Some would read all of the above and think, "wait a minute, this lone guy from Hungary has done a better job than Apple at supporting third-party displays, they should hire him!" Would you agree?
BetterDummy for the most part uses macOS APIs provided by Apple, written using a developer tool made by Apple – Xcode – in a programming language created by Apple – Swift. So I think Apple is more than capable of fixing things without my help. It might be a question of focus or managerial decisions. But of course if Apple wants to recruit me as a developer, I might not resist too much.
Can you tell us a bit about yourself?
I'm István Tóth, 43, and I live in Budapest, Hungary.
How long have you been programming?
I've been programming since I was a kid as a hobby and also as a profession. In the past 10 to 15 years or so I moved to managerial positions and planning so I didn't have the chance to do actual coding. I started rediscovering my love for building actual software, instead of dealing with programmers and customers, in the past few months.
And how long have you been using Macs?
I've been a Mac user for about 15 years. I love Macs but wasn't involved in Mac development at all – I was working on enterprise web applications. My interest was rekindled after buying my first Apple Silicon Mac and was discouraged that my beloved MonitorControl app wasn't compatible. I hopped on as a developer to the project and fixed that.
Are you happy with the tools offered by the macOS ecosystem to developers?
I found Apple's platform and Swift intuitive and fun to use.

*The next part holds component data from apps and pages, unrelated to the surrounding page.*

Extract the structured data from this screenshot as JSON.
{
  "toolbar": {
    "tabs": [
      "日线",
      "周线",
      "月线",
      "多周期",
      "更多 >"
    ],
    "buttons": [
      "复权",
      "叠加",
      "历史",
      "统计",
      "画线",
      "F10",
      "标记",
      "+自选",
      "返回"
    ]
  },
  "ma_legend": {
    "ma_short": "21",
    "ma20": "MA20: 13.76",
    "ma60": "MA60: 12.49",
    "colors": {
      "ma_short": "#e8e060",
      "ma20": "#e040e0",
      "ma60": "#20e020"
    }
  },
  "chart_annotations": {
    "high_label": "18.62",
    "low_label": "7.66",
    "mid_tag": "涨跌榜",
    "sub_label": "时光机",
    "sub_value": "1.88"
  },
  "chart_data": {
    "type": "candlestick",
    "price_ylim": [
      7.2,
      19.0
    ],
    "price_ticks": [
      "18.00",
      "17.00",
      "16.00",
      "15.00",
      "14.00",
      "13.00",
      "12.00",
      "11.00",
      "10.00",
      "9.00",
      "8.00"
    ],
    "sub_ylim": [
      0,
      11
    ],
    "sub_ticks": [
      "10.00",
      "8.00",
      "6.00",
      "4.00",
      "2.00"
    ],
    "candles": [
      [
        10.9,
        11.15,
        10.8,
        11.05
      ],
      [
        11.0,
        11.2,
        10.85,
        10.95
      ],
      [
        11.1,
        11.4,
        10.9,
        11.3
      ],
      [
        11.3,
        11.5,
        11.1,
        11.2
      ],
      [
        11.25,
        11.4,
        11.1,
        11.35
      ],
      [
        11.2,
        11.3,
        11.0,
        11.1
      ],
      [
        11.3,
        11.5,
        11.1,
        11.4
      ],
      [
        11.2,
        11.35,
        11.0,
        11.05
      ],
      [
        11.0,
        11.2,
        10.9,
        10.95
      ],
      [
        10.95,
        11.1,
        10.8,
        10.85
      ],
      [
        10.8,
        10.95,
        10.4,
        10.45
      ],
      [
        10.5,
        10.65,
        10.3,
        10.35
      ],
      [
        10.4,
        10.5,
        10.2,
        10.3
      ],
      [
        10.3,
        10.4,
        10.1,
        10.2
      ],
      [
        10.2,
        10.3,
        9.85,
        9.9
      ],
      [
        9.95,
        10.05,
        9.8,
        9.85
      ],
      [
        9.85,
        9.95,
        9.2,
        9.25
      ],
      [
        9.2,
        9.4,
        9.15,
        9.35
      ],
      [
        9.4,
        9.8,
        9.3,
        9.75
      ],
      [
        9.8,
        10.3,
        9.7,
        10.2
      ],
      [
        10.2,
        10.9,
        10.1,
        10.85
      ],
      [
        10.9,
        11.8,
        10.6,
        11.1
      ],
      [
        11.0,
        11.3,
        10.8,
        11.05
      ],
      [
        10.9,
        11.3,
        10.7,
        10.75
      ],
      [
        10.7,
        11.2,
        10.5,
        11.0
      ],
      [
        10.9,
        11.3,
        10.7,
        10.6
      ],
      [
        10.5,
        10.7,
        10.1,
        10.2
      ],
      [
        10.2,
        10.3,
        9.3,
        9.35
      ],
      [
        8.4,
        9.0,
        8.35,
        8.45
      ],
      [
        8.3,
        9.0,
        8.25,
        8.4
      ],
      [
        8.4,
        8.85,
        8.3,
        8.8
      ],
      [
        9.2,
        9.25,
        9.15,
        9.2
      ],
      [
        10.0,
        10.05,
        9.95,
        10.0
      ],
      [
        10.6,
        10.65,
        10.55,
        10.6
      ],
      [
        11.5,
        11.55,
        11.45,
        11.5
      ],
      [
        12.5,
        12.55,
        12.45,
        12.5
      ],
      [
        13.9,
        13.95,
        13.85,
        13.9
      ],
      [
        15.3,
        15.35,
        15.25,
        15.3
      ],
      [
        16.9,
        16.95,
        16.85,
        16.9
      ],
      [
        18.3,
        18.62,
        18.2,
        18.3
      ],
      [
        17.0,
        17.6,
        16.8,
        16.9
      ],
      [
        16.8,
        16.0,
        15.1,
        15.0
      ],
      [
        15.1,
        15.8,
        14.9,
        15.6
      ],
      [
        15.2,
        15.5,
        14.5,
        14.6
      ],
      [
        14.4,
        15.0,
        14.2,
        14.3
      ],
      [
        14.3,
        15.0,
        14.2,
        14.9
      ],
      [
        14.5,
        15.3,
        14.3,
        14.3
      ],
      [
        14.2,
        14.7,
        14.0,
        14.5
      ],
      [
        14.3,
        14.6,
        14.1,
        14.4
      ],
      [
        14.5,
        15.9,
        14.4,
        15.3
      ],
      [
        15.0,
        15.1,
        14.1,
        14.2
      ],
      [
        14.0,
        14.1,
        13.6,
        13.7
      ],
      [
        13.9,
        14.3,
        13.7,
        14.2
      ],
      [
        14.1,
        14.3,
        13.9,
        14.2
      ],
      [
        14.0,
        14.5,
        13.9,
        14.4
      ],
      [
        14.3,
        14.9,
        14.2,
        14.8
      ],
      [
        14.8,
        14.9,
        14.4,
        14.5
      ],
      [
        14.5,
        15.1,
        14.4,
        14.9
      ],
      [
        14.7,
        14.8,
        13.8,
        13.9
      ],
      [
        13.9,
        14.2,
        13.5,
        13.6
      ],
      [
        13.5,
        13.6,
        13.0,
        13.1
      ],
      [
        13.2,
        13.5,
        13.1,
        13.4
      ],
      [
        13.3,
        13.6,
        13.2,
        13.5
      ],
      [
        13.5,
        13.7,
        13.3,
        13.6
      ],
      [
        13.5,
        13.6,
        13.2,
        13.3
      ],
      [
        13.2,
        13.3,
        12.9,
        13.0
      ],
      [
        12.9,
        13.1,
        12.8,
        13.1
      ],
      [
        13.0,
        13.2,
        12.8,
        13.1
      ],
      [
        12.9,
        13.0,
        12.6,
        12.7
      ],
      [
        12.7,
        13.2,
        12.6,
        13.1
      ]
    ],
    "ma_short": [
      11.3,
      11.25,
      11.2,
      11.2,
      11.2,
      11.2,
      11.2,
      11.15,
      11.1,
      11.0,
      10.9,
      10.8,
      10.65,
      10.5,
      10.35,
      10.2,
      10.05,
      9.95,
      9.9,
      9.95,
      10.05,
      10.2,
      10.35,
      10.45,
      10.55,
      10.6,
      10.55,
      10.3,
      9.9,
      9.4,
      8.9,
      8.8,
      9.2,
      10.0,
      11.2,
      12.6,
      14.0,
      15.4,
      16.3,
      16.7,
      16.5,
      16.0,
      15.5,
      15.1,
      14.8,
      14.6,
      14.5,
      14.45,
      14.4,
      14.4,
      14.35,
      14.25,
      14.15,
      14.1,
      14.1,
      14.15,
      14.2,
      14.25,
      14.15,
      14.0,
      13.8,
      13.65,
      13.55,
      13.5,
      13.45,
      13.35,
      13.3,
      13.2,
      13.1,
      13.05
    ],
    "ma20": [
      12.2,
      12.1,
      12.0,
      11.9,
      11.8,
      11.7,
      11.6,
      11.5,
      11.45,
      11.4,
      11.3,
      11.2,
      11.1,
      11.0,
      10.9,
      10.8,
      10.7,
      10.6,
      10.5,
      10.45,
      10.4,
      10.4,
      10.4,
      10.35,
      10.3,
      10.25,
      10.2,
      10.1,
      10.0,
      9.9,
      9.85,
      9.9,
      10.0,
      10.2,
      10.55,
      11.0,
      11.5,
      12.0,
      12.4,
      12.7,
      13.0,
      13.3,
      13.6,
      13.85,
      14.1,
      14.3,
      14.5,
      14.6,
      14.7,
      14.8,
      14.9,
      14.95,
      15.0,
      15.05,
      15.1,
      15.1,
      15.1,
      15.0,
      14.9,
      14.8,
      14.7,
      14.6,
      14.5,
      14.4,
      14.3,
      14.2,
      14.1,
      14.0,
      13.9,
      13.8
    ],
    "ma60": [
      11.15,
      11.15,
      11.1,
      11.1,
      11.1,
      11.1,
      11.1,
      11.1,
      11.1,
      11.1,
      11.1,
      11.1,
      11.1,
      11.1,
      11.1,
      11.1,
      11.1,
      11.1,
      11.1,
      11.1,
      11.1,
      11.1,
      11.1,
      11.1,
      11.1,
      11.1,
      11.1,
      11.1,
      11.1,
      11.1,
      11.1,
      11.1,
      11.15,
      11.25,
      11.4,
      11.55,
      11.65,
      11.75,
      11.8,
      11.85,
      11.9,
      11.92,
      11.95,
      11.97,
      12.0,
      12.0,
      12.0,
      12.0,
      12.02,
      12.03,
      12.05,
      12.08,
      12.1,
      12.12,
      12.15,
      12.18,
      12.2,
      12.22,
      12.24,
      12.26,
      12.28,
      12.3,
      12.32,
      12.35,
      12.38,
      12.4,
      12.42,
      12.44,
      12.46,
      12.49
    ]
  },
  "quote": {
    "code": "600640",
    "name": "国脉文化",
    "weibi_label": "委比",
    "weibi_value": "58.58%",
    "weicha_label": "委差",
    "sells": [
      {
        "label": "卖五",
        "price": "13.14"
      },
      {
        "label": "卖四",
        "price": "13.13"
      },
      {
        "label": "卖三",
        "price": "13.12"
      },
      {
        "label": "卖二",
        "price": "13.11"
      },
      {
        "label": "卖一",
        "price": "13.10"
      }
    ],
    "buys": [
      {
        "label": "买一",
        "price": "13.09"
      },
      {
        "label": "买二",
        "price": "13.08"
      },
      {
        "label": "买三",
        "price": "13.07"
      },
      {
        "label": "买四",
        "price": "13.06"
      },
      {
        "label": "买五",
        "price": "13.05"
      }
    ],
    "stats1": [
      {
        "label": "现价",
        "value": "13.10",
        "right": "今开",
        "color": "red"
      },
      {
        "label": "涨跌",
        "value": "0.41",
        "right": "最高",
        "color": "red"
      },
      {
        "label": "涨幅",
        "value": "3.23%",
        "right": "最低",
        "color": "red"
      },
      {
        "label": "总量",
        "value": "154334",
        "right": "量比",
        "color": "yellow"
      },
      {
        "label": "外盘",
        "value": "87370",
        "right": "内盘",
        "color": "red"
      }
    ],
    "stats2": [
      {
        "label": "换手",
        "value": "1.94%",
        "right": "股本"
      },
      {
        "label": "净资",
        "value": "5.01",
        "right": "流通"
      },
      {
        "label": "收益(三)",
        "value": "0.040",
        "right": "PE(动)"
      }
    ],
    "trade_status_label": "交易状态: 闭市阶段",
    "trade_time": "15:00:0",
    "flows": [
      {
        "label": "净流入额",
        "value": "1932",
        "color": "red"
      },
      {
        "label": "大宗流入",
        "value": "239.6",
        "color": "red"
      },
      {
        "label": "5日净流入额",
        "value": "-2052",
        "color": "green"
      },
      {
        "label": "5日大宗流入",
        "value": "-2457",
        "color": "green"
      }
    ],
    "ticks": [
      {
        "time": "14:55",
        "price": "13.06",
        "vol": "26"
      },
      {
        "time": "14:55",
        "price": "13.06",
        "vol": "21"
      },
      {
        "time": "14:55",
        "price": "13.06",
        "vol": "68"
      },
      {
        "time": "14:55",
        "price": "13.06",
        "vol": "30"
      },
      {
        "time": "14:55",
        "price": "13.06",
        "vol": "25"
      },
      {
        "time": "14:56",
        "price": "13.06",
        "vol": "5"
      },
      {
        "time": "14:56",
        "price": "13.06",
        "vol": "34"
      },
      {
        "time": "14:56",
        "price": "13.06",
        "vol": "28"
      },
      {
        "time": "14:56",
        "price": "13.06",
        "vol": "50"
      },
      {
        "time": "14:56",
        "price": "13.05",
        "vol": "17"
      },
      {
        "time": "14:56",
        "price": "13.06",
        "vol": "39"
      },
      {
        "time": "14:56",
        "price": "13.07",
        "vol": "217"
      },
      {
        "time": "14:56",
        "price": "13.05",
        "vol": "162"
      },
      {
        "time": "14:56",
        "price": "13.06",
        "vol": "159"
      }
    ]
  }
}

I was able to get really productive with it in a matter of days. Obviously my background in coding helped a lot.
Decades ago, we had to struggle with CRT monitors and their internal circuitry not centering the analog SVGA image correctly, which gave birth to software solutions like Display Doctor from SciTech Software, founded by Kendall Bennett. That software was so good that IBM ended up licensing it for its OS/2 operating system. We could say now that BetterDummy is the Display Doctor for M1 Macs – this time solving a different technical problem. As times change, this time the fix is open source.
Could Apple integrate this genius work-around into macOS? Probably. Some might think it's the firm's closed-ecosystem mindset that needs to change for things like that to happen. Maybe they are monitoring the issue from Cupertino and a fix is around the corner? We hope so. In the meantime, you can also show your support for Tóth's project at OpenCollective. ®